One thing I have learned over time is that the reason most business legal disputes happen is because most contracts are not well formed as to what happens if someone fails to live up to their end of the agreement. I see the same thing when I look at government deal making. I agree, a lot of it is a true difference in philosophy but there is a way to get to a middle ground and for some reason it (until this last deal) seldom to never has been brought up.
What I am talking about is financial triggers.
For once, Republicans set a trigger and it worked. No budget? No more increases in the spending limit and automatic cuts. A simple trigger. The ball is in democrat leaderships court. The people see it as reasonable compromise. When a budget does come forward they should put in more triggers.
First, You set the goals, be it unemployment levels, debt levels, spending when compared to GDP, tax levels, the GDP. What ever.
Then you set the triggers. Say unemployment doesn't go down then you set a trigger of say lowering interest rate levels, cutting taxes on employers etc.
Say spending when compared to GDP does not go down, then you set a trigger of automatic spending cuts. If GDP goes up then no cuts or lesser cuts get made.
If the debt does not decrease then you set triggers for that as well. If Obama pushes for more taxes on employers it will probably impact one of those factors and set off a trigger.

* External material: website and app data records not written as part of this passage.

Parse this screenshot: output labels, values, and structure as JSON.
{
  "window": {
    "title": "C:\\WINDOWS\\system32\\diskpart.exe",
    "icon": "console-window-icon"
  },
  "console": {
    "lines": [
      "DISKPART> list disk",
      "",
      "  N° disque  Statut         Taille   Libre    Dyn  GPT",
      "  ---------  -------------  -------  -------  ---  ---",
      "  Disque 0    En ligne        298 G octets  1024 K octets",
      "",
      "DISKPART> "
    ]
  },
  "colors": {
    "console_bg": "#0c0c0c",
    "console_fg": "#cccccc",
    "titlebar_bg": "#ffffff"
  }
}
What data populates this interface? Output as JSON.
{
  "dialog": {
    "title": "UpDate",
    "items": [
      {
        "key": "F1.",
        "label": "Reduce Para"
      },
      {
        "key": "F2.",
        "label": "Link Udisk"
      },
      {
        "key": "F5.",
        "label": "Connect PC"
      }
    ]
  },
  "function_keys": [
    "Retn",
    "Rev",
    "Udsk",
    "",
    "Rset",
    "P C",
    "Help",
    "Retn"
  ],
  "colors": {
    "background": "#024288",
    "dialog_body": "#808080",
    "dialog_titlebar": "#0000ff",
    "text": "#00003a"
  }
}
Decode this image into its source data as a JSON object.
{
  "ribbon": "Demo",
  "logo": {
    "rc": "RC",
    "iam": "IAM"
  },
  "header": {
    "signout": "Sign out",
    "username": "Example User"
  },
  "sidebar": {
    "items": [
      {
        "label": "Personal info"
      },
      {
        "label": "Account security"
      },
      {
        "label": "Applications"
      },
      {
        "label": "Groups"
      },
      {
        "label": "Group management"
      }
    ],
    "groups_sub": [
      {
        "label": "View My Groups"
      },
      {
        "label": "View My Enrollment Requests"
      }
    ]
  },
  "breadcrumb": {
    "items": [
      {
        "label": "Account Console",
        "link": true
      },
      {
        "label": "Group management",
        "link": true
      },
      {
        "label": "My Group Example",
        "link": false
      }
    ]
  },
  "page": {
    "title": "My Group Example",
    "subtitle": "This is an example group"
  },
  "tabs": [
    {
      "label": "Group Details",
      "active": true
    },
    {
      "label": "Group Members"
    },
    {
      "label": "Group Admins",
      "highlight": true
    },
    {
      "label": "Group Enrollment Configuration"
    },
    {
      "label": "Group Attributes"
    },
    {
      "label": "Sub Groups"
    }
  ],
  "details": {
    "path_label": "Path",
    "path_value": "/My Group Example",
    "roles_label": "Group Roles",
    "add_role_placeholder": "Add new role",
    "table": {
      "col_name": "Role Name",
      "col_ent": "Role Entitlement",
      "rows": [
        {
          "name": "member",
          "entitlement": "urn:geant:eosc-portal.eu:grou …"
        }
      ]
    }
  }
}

The goal would change from "Punish those who we do not like" to "What is going to help the economy so we dont get hit by a trigger". If the proper triggers are put in place then it would be even difficult for Obama to screw our economy up. If it works, he gets the credit but the republicans could claim credit also. If the economy flopped it would all be because of his financial and spending policy. Policies that could be reversed with the proper triggers.